The walls and roof are the usual suspects when it comes to energy loss in a home but windows play a significant role too and are often overlooked when it comes to saving on energy bills. Windows enable the entry of natural light in the house. Moreover, they facilitate the occupants of a house to enjoy the views of the neighborhood or locality. In addition, they keep the house cross-ventilated. As such, houses with abundant windows will seldom look dull or feel stodgy.
However, there are many window treatments available, not only for decoration but for energy-saving and efficiency too. Various treatments are designed to enhance heat gain in the summer and minimize heat loss in the winter, but there are many different methods for you to choose from, some of the more specialized than others. You can learn more about them by checking out blogs like https://www.doraflood.com/2021/02/3-options-for-window-treatments/. Nevertheless, some of the options mentioned here can also be helpful. So, why not take a look at them?

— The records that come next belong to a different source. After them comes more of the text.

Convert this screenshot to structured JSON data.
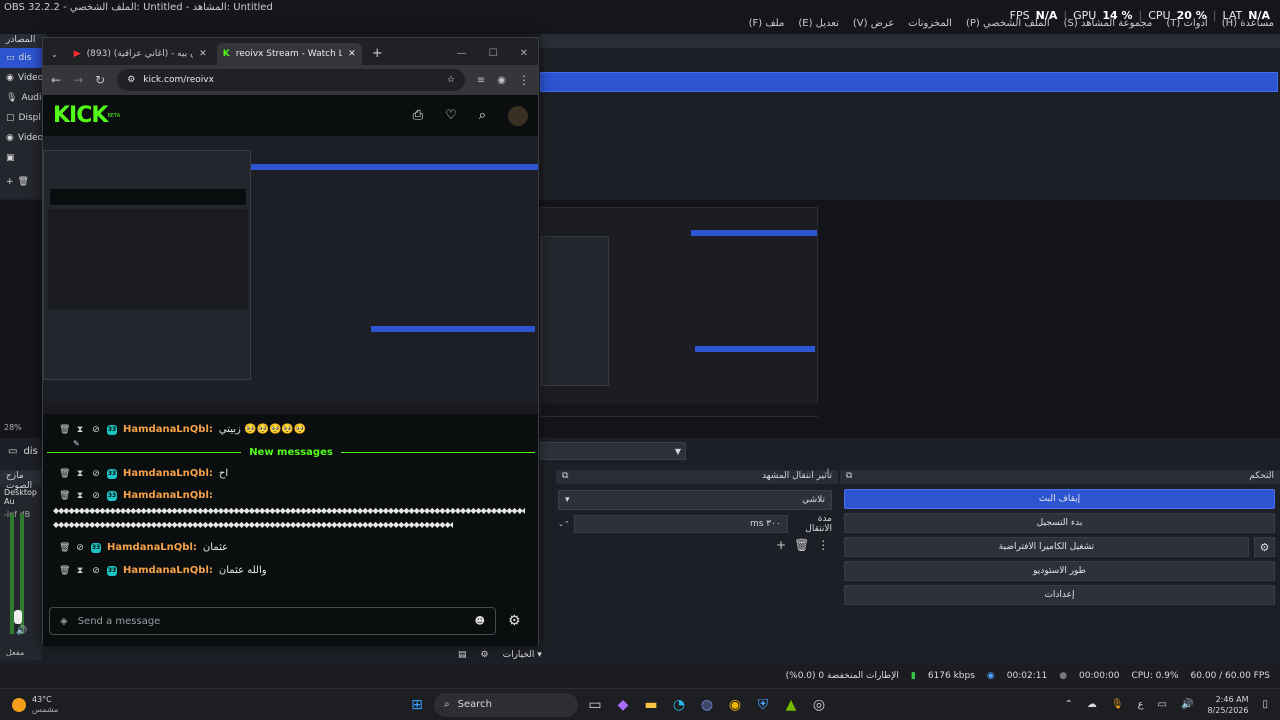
{
  "window": {
    "title": "OBS 32.2.2 - الملف الشخصي: Untitled - المشاهد: Untitled"
  },
  "menu": [
    "ملف (F)",
    "تعديل (E)",
    "عرض (V)",
    "المخزونات",
    "الملف الشخصي (P)",
    "مجموعة المشاهد (S)",
    "أدوات (T)",
    "مساعدة (H)"
  ],
  "stats": {
    "fps_label": "FPS",
    "fps": "N/A",
    "gpu_label": "GPU",
    "gpu": "14 %",
    "cpu_label": "CPU",
    "cpu": "20 %",
    "lat_label": "LAT",
    "lat": "N/A"
  },
  "sources": {
    "title": "المصادر",
    "items": [
      {
        "label": "dis",
        "icon": "monitor-icon",
        "selected": true
      },
      {
        "label": "Video",
        "icon": "camera-icon"
      },
      {
        "label": "Audio",
        "icon": "mic-icon"
      },
      {
        "label": "Displ",
        "icon": "display-icon"
      },
      {
        "label": "Video",
        "icon": "camera-icon"
      },
      {
        "label": "",
        "icon": "window-icon"
      }
    ]
  },
  "zoom_label": "28%",
  "scene_row": {
    "label": "dis"
  },
  "audio_dock": {
    "title": "مازج الصوت",
    "device": "Desktop Au",
    "level": "-inf dB",
    "muted_label": "مفعل"
  },
  "transition": {
    "title": "تأثير انتقال المشهد",
    "selected": "تلاشي",
    "duration_label": "مدة الانتقال",
    "duration": "٣٠٠ ms"
  },
  "controls": {
    "title": "التحكم",
    "buttons": [
      "إيقاف البث",
      "بدء التسجيل",
      "تشغيل الكاميرا الافتراضية",
      "طور الاستوديو",
      "إعدادات"
    ]
  },
  "options_label": "الخيارات",
  "status": {
    "dropped": "الإطارات المنخفضة 0 (0.0%)",
    "kbps": "6176 kbps",
    "live_time": "00:02:11",
    "rec_time": "00:00:00",
    "cpu": "CPU: 0.9%",
    "fps": "60.00 / 60.00 FPS"
  },
  "browser": {
    "tabs": [
      {
        "label": "(893) زلين- تخون بيه - (أغاني عراقية)",
        "icon": "youtube-icon"
      },
      {
        "label": "reoivx Stream - Watch Live on Kick",
        "icon": "kick-icon",
        "active": true
      }
    ],
    "url": "kick.com/reoivx",
    "kick_logo": "KICK",
    "kick_beta": "BETA",
    "chat": {
      "new_messages": "New messages",
      "messages": [
        {
          "user": "HamdanaLnQbl:",
          "text": "زبيتي 🥺🥺🥺🥺🥺",
          "badge": "33"
        },
        {
          "user": "HamdanaLnQbl:",
          "text": "اح",
          "badge": "33"
        },
        {
          "user": "HamdanaLnQbl:",
          "text": "",
          "badge": "33"
        },
        {
          "user": "HamdanaLnQbl:",
          "text": "عثمان",
          "badge": "33"
        },
        {
          "user": "HamdanaLnQbl:",
          "text": "والله عثمان",
          "badge": "33"
        }
      ],
      "placeholder": "Send a message"
    }
  },
  "taskbar": {
    "weather_temp": "43°C",
    "weather_text": "مشمس",
    "search": "Search",
    "time": "2:46 AM",
    "date": "8/25/2026",
    "lang": "ع"
  }
}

Window blinds may be either horizontal or vertical and are more effective at reducing heat gain during warm weather than at keeping the heat in during cold snaps. The slats in interior blinds are particularly flexible and, unlike shades, they can be finely adjusted. When they are completely closed they can reduce heat gain in the summer by up to almost half. If you’re looking for a cost-effective approach to reduce heat absorption, Roller Blinds Melbourne or elsewhere may be the best alternative.
How well your curtains reduce heat gain and loss depends on a number of factors, including the colour and fabric type, such as open or closed weave. Heat gain can be reduced by 33 per cent when you use medium-coloured curtains with backings of white plastic. When you draw your curtains in cold weather, most types reduce heat loss by up to 10 per cent. To reduce convection, or heat exchange, hang the curtains very close to the windows. It will help if you install a cornice and seal the curtains at each end and in the centre where they meet.
An insulating panel consists of a core of foam board, which can be clipped to the inside of a window, with the edges sealed against the frame with Velcro or magnetic tape. You do not need latches or hinges and the treatment is relatively cheap. The panels have R-values (a measure of thermal resistance), typically between 4 and 7.
There is a wide range of shutters available to help reduce heat loss and gain in a home. Exterior shutters can be blended in with the architecture. They need to be drilled, mounted and hinged, and they often have a mechanical crank attached. They work best as shading in the summer; solid models are most effective at this and at reducing heat loss in winter.
Insulating shutters incorporate a vapour barrier and usually a decorative covering. When they are fitted snugly against the frame of a window, an insulating space is created between the window and the shutter.
Today there is a wider choice of window treatments than ever before, and they’re not merely just for decoration. The various shutters, shades, films and blinds on the market offer a whole raft of shading and sunning options, and these not only make a room look delightful but can also have a real impact on energy bills. In today’s world of heightened environmental awareness, choosing an energy-efficient window treatment makes sense both for the individual homeowner and for the planet as a whole.